Wal-Mart is anticipating earnings of 53 to 55 cents a share in the fourth quarter on a comp sales increase of 3 to 5 percent. Analysts had been expecting 55 cents. The firm also noted that legislation expected to come to a vote next year in Germany, if passed, could eliminate its tax benefits from prior operating losses. If approved, the bill would effect a non-cash impact on earnings.
Cost controls, lower inventories and gains from discontinued operations allowed Federated Department Stores Inc.’s profits to skyrocket in the third quarter even as sales remained essentially flat.

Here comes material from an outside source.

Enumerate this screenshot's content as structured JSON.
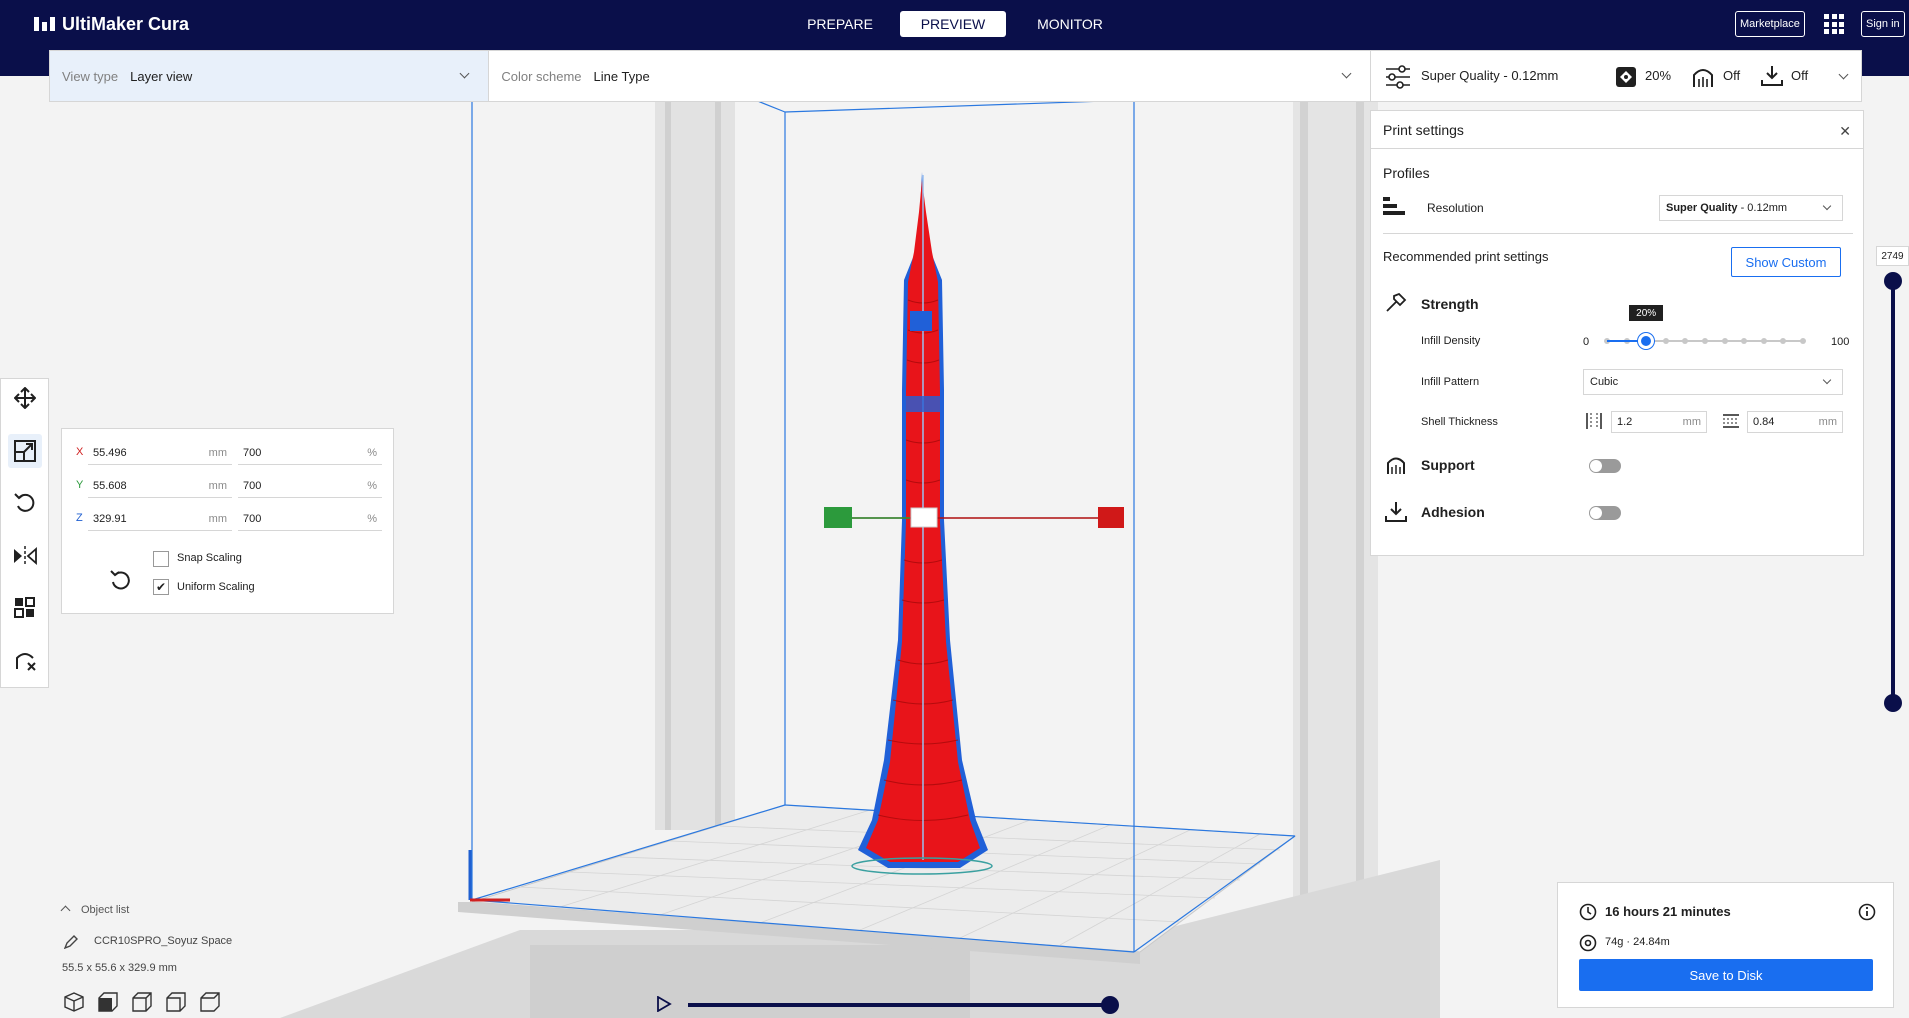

For the three months ended Nov. 2, the Cincinnati-based department store giant posted a 3,433.3 percent increase in net income to $106 million, or 54 cents a diluted share. That compares to last year’s quarter when the company earned $3 million, or 2 cents. Excluding a $31 million gain from the sale of certain assets in this year’s third quarter, as well as restructuring charges from the closing of Stern’s stores and the conversion of Liberty House Stores to Macy’s in the prior-year period, income from continuing operations before extraordinary items nearly tripled to $75 million, or 38 cents, from $26 million, or 20 cents. Earnings per share beat Wall Street forecasts by a penny.
Sales were “disappointing,” ticking up just 0.1 percent to $3.479 billion from $3.475 billion a year ago. Third-quarter comparable-store sales also failed to advance, falling 2 percent.
In a statement, chief executive officer James Zimmerman said the quarter’s earings performance benefited from lower markdowns resulting from lower inventories, as well as reducing expenses to maximize cash flow.
On a conference call with analysts, chief financial officer Karen Hoguet said: “Even though sales are disappointing, we believe we are managing very well in this difficult retail environment. As you will recall, our sales trend weakened dramatically in July and it stayed weak. The onset of cold weather in October did help somewhat, but geographically, sales were disappointing in all areas.”
However, Hoguet held out hope for the year’s final act: “As we head into the fourth quarter, we are somewhat optimistic that we will improve, versus the year-to-date numbers.”
The persistent erosion of the department store channel continues to give some analysts pause. In a research note, Robert Buchanan of A.G. Edwards & Sons Inc. wrote: “With same-store sales having declined now for seven quarters in a row — this, as Federated has joined every other conventional department store operator in the land and lost market share — we see no compelling reason to ‘step up’ and buy this name. Our view is that Federated’s relatively high-cost structure precludes it from being able to provide comprehensive and everyday strong values on the selling floor, in a related manner requiring this retailer to be selectively promotional.”
Overall, for the first nine months of the year, Federated produced a 178.9 percent improvement in net earnings to $477 million, or $2.39 a diluted share, versus last year when the company recorded profits of $171 million, or 88 cents. Excluding nonrecurring items, earnings improved a more modest 42.8 percent to $297 million, or $1.48, from $208 million, or $1.13. Sales for the period declined 1 percent to $10.42 billion from $10.52 billion a year ago, as comp-store sales were off 2.6 percent.